Kitty Tor was the eastern extremity of the route and we were now turning away from the highest points and on our way back, just two more animals to visit on the way.

The map showed a track heading off away from Kitty Tor.


We soon found what we took to be that track initially North West and then slightly more westerly as we headed up to Woodcock Hill, not an animal but in this case a bird.

The track soon vanished and we could see tell tale signs of cotton grass all round us.

We skirted the Eastern side of Woodcock Hill and very wet it was in places, no surprise there, the cotton grass told us it would be.


The next and final animal location to visit on the walk was that off Tiger Marsh, not shown on the Ordnance Survey map.

This Marsh is on the southern side of the river Lyd and extends for a few hundred yards down from the head waters of the Lyd towards the tramway.

From Woodcock Hill we headed North in the general direction of just south of Lyd Head before swinging West and following the side of the Marsh down for half a mile.

Fran indicated that she had planned to take the easier route to have headed North West passing close to Gren Tor and then to pick up the side of the Marsh further down the river

Never let the boy navigators get too far ahead !!! But we had seen rather more of the marsh than planned and hadn't ended up in it.

We had now visited all the animals and one bird locations on this walk and we were at the Northern most points of the walk once we had got to Tiger Marsh.

On the way back we had some magnificent views of the moorland fringe and the fields, farms and villages way below us.

We crossed over the same tramway we had crossed on our way to Kitty Tor about a mile further along it though and commenced our descent from the moor, initially following the southern side of the river Lyd as it descended steeply below the tramway.

After an initial steepish descent, we gradually bore away more due south, maintaining the contours and descending much more gradually than we would have done had we followed the path of the river.

Off to our right, we could see the strange shape of the large hill known as Great Nodden, a very different rounded shaped hill to all the other rocky out crops we had been to on the walk.



There was another brook to cross on the way back and it has to be said that the leader managed to put a foot in the water on the way across. As Fran explained she was just testing her waterproof socks.

Once across this brook we had about two miles of easy walking to go to get back to the car park. There were a multitude of paths we could take, all of them easy, across generally short cropped grass and a real pleasure to walk-on after the tussocks we had met in the Kitty Tor to Tiger Marsh area.

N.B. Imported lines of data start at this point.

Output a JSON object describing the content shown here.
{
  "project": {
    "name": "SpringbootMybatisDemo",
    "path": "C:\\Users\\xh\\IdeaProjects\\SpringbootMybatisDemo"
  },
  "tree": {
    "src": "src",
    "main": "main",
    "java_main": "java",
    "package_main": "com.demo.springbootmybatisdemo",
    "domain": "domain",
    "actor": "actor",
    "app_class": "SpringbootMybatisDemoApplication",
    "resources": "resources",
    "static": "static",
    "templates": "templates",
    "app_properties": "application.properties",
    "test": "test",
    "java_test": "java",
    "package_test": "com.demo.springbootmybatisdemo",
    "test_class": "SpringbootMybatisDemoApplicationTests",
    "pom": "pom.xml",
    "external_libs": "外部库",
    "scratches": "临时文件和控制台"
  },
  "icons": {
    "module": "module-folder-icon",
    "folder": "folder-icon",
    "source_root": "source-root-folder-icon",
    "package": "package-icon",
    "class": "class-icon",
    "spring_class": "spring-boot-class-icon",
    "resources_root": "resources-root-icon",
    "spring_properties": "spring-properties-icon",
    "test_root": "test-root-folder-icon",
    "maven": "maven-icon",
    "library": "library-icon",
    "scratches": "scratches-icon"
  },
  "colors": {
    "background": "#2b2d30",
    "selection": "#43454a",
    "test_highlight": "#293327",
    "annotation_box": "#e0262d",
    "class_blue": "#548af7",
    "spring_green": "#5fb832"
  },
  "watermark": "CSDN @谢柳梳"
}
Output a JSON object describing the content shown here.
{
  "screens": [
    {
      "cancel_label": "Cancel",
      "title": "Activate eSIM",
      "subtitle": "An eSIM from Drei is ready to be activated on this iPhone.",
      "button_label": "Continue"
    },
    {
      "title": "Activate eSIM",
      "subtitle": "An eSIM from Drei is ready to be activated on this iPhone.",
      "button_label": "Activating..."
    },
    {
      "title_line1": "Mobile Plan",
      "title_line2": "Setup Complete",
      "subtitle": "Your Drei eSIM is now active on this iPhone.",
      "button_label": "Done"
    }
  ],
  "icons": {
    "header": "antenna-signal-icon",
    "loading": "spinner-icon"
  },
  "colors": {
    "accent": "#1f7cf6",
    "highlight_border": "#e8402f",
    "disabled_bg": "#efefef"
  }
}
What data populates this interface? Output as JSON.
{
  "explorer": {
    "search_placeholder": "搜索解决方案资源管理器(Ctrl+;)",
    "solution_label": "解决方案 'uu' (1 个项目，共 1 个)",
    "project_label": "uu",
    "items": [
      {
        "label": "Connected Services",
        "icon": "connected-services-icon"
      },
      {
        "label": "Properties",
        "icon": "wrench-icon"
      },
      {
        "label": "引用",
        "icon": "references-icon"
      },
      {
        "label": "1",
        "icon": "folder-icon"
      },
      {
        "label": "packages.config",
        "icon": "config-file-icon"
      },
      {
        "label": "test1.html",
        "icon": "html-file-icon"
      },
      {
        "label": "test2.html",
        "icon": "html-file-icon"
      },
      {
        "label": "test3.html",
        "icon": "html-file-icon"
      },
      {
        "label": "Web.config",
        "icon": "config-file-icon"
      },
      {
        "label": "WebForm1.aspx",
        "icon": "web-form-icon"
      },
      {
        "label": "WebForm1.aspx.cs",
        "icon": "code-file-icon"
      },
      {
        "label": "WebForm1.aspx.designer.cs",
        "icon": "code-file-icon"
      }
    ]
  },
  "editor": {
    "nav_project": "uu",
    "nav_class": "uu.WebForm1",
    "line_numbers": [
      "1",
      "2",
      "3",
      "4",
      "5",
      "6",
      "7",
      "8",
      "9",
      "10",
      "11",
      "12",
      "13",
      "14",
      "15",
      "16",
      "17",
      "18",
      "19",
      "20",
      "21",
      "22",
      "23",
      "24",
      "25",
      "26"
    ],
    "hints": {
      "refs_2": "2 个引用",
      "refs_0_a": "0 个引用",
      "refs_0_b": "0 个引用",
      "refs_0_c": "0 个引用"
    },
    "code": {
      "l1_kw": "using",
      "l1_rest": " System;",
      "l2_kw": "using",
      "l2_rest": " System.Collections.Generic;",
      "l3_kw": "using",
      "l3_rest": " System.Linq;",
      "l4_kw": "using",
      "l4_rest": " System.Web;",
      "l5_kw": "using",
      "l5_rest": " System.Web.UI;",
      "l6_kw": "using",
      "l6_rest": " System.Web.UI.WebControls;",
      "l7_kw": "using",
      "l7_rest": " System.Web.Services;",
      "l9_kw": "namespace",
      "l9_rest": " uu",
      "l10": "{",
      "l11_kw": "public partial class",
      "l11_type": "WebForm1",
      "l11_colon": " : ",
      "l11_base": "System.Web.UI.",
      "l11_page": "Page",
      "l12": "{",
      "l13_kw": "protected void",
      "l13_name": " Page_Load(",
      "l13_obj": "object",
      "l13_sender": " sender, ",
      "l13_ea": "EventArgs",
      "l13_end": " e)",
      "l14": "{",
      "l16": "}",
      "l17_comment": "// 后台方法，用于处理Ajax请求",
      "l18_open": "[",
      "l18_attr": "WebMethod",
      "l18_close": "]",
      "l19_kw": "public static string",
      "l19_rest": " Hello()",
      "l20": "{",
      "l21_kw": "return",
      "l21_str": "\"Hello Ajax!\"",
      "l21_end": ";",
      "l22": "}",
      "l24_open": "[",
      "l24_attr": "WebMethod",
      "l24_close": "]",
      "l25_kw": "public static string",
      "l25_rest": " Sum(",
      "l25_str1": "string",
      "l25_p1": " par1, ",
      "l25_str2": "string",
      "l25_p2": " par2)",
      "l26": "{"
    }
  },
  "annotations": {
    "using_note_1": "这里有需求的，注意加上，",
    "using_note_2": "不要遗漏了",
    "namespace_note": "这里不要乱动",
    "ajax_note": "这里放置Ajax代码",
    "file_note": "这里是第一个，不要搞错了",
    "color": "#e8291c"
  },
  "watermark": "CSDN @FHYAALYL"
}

About a mile south of Great Nodden we could see a gate and path leading off the moor which we knew led down to the Fox and Hounds pub, a mile north along the A386 from the Dartmoor Inn.

It would have been a nice attraction to visit given the time, and two more animals if any justification was needed.

However time was against us and being hardened walkers and not only being 'out for the beer/ wine' we kept on the planned route.

We continued on South across the gently sloping downs until we swept down to an easy crossing point over the Lyd, where we have the choice of stepping stones or a footbridge over the river.

Many families come here to relax and to enjoy the pools by the edge of the river in the summer.


We crossed the river and followed the track up an incline and then down again heading south-west until we came into the final gate which led us back directly to the car park we have left some 5 hours previously.

It had been an excellent 12 mile walk and the visibility and weather had been marvellous. We were able to see for miles and miles and I reflected back on how this compared with the day a few of us had walked in thick fog in a vain attempt to recce the walk.

We thanked Fran for her efforts in putting this walk-on, particularly as she had a knee problem. We were soon in our cars, ready for the 25 mile drive back to Plymouth.

The animals and birds we had visited were Doe , Hare, Cat, Goat, Lynx , Kitty, all Tors and finally Woodcock Hill and finally the Tiger Marsh. We must have been animal crackers not to have ended up in the Fox and Hounds at the end though!!!